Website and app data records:
======

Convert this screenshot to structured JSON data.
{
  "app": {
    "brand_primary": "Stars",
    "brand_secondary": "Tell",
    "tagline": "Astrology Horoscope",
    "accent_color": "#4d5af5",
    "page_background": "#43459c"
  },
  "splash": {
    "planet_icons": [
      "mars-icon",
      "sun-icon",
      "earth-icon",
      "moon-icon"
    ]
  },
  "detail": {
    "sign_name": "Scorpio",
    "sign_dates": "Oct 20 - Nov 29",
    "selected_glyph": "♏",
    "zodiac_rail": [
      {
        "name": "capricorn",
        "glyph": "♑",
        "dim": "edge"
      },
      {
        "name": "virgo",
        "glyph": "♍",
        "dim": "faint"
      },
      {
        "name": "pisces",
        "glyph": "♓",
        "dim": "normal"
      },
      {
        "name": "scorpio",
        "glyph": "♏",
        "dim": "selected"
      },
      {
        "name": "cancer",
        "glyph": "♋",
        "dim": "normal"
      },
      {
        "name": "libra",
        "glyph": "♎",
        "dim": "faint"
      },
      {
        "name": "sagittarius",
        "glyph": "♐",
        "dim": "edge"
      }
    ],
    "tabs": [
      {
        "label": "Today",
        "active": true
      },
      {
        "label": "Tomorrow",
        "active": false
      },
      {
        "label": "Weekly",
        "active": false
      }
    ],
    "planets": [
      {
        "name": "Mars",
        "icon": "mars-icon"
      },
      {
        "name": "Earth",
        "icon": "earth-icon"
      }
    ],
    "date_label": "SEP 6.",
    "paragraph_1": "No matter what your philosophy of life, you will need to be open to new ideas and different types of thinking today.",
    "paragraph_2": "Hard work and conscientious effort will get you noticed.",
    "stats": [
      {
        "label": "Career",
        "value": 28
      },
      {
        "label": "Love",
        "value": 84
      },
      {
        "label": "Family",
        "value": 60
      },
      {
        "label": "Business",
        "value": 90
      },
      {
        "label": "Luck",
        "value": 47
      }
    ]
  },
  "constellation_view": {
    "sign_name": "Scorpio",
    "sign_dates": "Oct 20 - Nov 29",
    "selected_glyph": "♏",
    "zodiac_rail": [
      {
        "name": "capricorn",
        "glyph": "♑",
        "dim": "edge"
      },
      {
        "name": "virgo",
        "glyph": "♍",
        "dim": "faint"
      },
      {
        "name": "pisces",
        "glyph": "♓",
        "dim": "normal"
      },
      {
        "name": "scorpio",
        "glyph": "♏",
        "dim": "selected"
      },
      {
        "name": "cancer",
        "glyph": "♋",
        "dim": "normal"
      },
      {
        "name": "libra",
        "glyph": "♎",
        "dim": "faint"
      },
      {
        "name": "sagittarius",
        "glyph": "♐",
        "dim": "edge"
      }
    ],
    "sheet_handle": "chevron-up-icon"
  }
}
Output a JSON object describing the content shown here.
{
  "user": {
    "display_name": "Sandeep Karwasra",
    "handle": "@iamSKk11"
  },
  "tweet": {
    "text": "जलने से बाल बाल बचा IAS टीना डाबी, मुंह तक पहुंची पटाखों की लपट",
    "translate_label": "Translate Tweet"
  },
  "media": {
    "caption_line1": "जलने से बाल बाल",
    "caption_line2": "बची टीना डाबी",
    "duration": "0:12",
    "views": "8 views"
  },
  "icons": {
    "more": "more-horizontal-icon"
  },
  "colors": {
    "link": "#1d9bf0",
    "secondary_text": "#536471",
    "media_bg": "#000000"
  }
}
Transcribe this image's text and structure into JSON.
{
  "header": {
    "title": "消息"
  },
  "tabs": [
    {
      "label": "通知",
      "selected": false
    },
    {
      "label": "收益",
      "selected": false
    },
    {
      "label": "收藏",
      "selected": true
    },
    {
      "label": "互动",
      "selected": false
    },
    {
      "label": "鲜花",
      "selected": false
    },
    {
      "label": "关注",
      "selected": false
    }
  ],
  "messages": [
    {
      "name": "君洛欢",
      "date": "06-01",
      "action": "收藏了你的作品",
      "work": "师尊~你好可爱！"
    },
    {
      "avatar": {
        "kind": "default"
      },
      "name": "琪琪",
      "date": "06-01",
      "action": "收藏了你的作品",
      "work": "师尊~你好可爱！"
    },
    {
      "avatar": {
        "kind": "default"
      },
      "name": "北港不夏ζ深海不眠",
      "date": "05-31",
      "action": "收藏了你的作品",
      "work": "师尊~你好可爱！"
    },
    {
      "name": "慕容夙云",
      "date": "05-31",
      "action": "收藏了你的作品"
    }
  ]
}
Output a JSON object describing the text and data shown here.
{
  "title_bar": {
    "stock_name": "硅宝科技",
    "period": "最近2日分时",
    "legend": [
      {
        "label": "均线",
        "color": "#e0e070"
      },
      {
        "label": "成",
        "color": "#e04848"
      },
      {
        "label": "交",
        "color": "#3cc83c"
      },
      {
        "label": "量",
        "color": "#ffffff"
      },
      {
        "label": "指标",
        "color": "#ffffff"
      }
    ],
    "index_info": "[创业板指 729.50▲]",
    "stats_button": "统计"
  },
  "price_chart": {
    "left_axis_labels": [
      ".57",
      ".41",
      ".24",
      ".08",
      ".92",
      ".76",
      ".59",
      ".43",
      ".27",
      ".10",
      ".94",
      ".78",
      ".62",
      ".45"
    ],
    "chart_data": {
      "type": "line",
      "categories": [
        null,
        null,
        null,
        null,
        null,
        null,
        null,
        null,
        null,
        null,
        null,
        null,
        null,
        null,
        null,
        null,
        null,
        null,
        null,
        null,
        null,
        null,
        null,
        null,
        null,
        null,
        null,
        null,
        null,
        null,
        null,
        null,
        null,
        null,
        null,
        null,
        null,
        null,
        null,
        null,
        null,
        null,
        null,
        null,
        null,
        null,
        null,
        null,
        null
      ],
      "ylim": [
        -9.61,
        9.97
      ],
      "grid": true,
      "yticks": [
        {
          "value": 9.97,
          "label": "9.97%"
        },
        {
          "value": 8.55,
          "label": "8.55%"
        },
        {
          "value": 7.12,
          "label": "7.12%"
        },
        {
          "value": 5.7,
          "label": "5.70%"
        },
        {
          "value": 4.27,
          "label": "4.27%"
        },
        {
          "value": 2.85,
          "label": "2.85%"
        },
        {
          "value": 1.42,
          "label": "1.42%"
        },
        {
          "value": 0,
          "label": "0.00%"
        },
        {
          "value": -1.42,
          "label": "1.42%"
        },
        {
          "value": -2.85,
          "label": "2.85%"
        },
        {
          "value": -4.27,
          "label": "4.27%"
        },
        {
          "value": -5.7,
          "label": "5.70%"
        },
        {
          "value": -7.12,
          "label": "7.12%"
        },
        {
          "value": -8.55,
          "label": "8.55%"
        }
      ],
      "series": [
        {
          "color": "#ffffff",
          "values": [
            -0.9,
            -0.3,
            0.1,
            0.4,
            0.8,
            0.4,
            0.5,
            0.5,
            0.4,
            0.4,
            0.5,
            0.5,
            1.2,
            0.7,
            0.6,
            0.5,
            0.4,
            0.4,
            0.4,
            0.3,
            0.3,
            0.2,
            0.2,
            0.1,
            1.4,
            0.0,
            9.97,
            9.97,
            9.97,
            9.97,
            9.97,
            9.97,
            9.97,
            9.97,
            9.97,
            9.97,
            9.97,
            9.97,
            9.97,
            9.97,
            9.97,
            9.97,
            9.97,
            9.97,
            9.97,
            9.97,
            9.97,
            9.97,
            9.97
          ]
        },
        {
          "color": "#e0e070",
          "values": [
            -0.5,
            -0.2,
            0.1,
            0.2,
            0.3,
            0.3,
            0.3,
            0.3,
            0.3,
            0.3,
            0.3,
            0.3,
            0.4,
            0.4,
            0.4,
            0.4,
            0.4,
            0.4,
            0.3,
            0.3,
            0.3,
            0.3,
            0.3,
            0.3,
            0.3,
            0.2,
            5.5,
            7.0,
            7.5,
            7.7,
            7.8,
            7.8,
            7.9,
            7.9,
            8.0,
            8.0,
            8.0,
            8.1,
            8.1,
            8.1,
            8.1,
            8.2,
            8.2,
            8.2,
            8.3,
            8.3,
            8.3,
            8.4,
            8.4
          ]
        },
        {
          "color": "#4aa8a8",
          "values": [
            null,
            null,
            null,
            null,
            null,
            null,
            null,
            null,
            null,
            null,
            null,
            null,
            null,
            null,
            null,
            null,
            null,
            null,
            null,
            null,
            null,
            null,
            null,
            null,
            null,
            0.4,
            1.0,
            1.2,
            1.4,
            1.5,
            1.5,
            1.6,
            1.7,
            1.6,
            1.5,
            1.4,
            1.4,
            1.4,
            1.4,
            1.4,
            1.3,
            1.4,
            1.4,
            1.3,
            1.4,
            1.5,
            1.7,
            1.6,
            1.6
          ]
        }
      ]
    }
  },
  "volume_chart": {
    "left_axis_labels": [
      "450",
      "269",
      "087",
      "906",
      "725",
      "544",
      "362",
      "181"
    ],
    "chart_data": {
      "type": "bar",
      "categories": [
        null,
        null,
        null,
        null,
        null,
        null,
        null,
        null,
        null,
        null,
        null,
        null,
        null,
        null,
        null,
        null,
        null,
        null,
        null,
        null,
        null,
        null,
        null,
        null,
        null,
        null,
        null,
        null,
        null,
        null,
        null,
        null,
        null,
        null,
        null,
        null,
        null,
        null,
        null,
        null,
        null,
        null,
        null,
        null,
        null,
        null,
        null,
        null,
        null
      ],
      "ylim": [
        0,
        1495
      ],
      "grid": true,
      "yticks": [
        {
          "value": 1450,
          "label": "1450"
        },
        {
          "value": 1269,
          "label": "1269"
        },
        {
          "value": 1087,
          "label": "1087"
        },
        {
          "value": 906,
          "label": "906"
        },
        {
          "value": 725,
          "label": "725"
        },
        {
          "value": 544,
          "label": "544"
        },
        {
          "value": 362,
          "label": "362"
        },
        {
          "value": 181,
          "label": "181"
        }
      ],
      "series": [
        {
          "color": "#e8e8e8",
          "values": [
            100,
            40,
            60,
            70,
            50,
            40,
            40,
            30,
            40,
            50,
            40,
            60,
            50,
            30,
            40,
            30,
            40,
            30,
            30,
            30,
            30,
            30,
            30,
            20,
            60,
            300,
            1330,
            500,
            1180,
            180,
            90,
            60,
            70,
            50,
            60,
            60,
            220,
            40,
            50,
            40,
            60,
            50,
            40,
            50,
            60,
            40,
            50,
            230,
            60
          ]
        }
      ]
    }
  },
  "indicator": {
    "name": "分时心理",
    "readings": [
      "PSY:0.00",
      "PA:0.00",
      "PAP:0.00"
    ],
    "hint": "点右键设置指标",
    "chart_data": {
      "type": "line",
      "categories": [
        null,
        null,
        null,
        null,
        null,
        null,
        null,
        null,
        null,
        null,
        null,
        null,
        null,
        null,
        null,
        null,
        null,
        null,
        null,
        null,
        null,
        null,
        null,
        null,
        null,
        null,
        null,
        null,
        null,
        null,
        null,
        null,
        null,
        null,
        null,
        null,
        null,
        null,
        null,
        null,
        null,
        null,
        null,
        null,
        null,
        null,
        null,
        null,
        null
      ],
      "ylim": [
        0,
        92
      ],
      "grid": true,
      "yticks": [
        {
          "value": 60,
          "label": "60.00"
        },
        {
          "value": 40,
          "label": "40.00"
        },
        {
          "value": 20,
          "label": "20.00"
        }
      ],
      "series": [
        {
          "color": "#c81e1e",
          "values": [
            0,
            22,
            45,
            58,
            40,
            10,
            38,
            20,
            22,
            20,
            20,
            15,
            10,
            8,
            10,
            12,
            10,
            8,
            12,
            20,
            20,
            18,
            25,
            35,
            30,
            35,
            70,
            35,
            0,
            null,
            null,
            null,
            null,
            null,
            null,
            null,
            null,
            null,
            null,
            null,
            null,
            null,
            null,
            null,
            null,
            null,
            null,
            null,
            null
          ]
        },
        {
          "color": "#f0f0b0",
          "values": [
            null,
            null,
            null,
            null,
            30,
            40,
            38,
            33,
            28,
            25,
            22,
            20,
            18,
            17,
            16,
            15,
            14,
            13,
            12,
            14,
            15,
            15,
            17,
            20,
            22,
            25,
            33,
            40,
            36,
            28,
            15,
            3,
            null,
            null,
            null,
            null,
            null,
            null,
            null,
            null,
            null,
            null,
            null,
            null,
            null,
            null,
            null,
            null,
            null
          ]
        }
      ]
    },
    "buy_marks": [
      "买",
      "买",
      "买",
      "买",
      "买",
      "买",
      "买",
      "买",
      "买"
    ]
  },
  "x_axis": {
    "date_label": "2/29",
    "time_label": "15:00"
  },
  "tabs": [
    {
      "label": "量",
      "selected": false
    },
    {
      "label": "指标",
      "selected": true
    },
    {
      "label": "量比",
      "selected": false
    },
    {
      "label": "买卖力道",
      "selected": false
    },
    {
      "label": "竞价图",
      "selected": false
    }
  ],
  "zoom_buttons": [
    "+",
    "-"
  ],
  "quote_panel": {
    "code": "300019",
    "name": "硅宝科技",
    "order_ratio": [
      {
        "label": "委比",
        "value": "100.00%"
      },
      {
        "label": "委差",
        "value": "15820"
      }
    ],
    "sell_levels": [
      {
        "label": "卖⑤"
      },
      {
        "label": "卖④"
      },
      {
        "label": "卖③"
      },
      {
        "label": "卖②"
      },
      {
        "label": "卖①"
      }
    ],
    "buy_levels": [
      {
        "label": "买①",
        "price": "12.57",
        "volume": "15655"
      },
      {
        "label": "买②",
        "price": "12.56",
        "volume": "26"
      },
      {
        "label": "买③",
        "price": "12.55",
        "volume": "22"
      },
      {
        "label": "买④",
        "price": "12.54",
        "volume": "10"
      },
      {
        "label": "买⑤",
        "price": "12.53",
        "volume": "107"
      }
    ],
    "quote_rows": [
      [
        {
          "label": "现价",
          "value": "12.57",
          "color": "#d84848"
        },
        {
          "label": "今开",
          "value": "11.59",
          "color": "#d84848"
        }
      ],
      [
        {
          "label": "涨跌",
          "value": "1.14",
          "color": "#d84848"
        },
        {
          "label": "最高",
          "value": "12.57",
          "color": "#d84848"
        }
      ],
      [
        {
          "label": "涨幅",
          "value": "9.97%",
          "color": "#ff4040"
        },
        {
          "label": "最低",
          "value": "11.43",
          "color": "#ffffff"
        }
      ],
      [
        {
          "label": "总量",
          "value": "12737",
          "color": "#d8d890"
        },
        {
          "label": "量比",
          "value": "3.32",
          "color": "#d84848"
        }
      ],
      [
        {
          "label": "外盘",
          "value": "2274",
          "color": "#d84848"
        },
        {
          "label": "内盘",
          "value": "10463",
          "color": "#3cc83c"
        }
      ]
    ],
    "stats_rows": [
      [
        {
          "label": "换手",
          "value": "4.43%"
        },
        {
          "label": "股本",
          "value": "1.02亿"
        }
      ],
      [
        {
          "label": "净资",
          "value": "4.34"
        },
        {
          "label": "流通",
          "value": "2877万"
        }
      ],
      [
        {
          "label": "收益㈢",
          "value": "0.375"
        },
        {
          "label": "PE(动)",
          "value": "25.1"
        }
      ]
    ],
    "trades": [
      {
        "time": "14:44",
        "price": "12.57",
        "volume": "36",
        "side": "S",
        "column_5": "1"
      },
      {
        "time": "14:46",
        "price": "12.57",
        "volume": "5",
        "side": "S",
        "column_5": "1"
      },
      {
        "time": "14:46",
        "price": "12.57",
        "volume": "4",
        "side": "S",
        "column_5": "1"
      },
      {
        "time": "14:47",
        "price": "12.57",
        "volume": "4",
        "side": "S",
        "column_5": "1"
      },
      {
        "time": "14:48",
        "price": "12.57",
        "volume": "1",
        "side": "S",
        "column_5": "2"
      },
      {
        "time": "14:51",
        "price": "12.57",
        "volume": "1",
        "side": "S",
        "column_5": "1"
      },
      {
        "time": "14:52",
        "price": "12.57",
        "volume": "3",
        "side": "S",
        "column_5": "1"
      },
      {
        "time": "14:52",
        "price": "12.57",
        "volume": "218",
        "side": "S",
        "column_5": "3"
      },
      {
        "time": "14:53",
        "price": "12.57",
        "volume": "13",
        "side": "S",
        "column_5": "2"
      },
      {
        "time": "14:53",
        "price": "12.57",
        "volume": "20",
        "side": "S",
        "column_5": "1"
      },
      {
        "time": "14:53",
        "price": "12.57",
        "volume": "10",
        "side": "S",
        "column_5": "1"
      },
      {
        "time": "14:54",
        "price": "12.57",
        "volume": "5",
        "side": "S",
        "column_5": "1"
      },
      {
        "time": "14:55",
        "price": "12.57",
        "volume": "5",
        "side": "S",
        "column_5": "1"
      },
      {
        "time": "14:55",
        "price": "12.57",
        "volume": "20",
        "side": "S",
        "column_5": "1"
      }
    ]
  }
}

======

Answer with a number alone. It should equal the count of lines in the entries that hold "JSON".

> ANSWER BELOW: 4